Ahead of the final instalment on tree felling, our customary pause for a breather and the End of Month view.
A different aspect of the Precipitous Bank to start with this month, brought to you courtesy of all the extra light it now enjoys ex-conifer. The epimedium in the foreground may need a new home, the Saxifraga stolonifera too. It’s fortuitous that this new angle also cunningly conceals a bit of wanton destruction, of which more in a moment.
Hints are beginning to emerge of the prairie style planting that I have been aiming for on the hill.
Helenium ‘Waltraut’, Helenium ‘Moerheim Beauty’ and Fuchsia (variety unknown)
The heleniums are at their peak
Thugs both of them, Astilbe and Crocosmia, evicted from the terraces last year. The jury is still out on whether they will get to remain in their new location but for now their sheer numbers give me the look that I want. Anemanthele lessoniana is just visible behind the astilbes.
This month it’s been about hard graft. And not without a little bit of risk..
Work in progress
I’ve finally taken on the near-vertical front face of the bank. Yes, I’ve been chipping away at the edges for a while now, but if I’m ever going to be rid of the ivy and deep seated weeds the chicken wire had to come off. In total. No messin’. Unfortunately it’s not just the wire and the weeds, a fair amount of soil has come down too. My strategy up to now, to lessen the chance of soil erosion, had not been to clear large areas of the slope but to weed and then plant up small patches at a time. With 6 feet wide sections of chicken wire to contend with, however, this just wasn’t going to work.
After several years in situ the wire is now closely entwined with the vegetation. In some cases the plants have physically grown into the mesh and incorporated it within their structure.
A fern, now pinned in its place
I am having to clip the wire away strand by strand. Once a whole panel of wire is freed the underlying weeds can come out, when a lot of the soil starts to fall.
Going back in, ground cover plants. Things that will quickly spread their roots and their top hamper too, to hopefully suppress new weeds. Lysimachia punctata ‘Alexander’ (I may yet regret this), Ceratostigma plumbaginoides and, just seen bottom right, Erigeron karvinskianus.
We’ve had some torrential showers this week and so far the results are encouraging. Although soil comes down when my feet or fork disturb it, it seems to stay put in the rain. The longer it stays there, the longer the roots have time to take hold.
There are other advantages to removing the chicken wire too..

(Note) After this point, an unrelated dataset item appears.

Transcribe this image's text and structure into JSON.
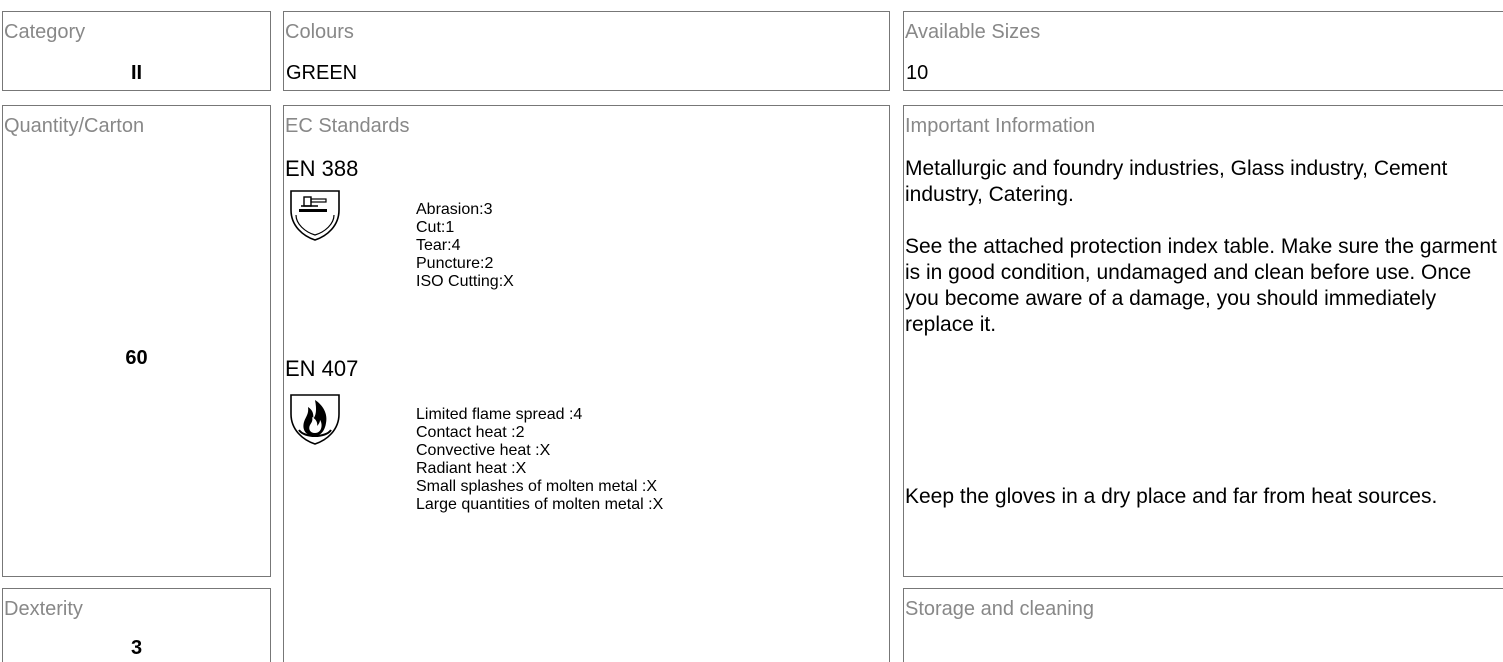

Not, for once, a mouse hole. Now I can dig into the face of the bank and create firm footholds.
July. In a somewhat harsher light than we’ve previously seen.
As well as more bare earth there’s less colour this month. The cornus is over. The day lilies have finished and their foliage has collapsed in a heap. They have tried my patience just a little too far and they’re coming out. The Anemanthele lessoniana is too, it jars. It will be replaced by one of its many offspring but only until that, in its turn, outgrows the space. If I am to fully appreciate the colour from the flowering perennials the grasses could do with being lighter, less lumpish. Although perhaps I do need to give the perennials more time to bulk up. A magenta rose has emerged, like a phoenix at middle right. I’m sure it wasn’t there last year. But it creates an impact, alongside the crocosmia behind it, so it gets to stay.
Onwards and (ever literally) upwards. Didn’t I say it once before.. Rome wasn’t built in a day.
Linking up with Helen’s End Of Month View (here) at The Patient Gardener’s Weblog. Click through to find out what other gardeners are up to this month.